___ Records to use

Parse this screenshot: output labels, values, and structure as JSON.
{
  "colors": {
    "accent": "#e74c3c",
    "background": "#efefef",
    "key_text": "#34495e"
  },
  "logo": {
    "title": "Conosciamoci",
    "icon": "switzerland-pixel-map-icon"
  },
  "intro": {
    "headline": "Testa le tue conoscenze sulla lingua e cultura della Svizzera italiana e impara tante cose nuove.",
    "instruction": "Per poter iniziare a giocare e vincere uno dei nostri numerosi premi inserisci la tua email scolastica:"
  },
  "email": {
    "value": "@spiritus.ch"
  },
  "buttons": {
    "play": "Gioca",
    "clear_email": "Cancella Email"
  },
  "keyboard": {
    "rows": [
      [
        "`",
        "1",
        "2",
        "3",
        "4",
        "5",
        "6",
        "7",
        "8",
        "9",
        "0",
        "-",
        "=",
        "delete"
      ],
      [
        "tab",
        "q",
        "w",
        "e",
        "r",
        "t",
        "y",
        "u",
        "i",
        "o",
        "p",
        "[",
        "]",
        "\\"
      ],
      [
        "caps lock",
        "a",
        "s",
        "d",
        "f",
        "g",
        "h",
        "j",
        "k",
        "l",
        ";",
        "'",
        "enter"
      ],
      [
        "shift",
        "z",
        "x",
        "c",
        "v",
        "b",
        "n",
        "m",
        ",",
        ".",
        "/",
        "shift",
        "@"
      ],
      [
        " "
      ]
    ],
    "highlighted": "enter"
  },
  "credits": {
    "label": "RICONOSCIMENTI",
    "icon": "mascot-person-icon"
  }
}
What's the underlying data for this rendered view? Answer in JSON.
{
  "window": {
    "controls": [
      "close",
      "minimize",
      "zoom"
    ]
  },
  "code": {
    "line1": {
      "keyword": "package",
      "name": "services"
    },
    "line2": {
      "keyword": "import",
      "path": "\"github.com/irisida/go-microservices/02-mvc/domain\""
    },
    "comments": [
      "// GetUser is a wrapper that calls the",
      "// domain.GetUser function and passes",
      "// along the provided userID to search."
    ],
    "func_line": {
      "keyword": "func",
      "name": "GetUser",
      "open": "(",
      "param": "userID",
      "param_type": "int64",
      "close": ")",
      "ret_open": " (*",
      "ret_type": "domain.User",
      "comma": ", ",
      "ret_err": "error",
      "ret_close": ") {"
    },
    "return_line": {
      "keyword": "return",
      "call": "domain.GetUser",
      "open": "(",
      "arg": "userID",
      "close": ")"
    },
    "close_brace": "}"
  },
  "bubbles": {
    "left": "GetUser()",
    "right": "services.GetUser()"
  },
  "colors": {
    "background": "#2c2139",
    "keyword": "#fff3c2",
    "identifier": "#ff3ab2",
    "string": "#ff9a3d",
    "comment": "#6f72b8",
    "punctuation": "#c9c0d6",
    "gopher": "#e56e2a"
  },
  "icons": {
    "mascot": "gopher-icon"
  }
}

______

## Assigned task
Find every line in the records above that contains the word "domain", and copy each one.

## Answer to this task
      "path": "\"github.com/irisida/go-microservices/02-mvc/domain\""
      "// domain.GetUser function and passes",
      "ret_type": "domain.User",
      "call": "domain.GetUser",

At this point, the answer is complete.